Synopses & Reviews
The Cave Painters
is a vivid introduction to the spectacular cave paintings of France and Spain—the individuals who rediscovered them, theories about their origins, their splendor and mystery.
Gergory Curtis makes us see the astonishing sophistication and power of the paintings and tells us what is known about their creators, the Cro-Magnon people of some 40,000 years ago. He takes us through various theories—that the art was part of fertility or hunting rituals, or used for religious purposes, or was clan mythology—examining the ways interpretations have changed over time. Rich in detail, personalities, and history, The Cave Painters is above all permeated with awe for those distant humans who developed—perhaps for the first time—both the ability for abstract thought and a profound and beautiful way to express it.

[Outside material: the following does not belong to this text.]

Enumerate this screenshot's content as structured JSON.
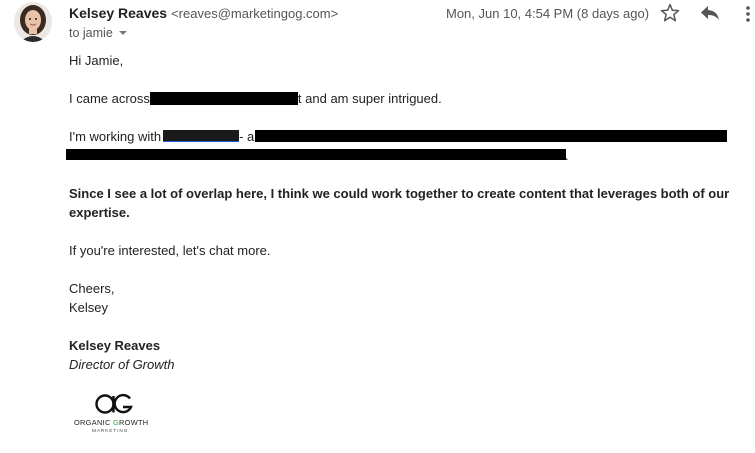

About the Author
Gregory Curtis is the author of Disarmed: The Story of the Venus de Milo. He was the editor of Texas Monthly from 1981 until 2000. His writing has appeared in The New York Times, The New York Times Magazine, Fortune, Time, and RollingStone, among other publications. A graduate of Rice University and San Francisco State College, he lives with his wife in Austin, Texas.
Table of Contents
The Naked Cave Man
The Seductive Axe; The Well-Clothed Arrivals
A Skeptic Admits His Error; The Passion of Miss Mary E. Boyle
Noble Robot, an Inquiring Dog; The Abbés Sermons on the Mount
The Great Black Cow; How to Paint a Horse
A Stormy Drama Among Bison; The Golden Section
A Lively but Unreliable Creation; Quaint, Symbolic Arrows
The Trident-Shaped Cave; Pairing, Not Coupling
Three Brothers in a Boat; The Sorcerer
A Passage Underwater; The Skull on a Rock
Strange, Stylized Women; The World Below the World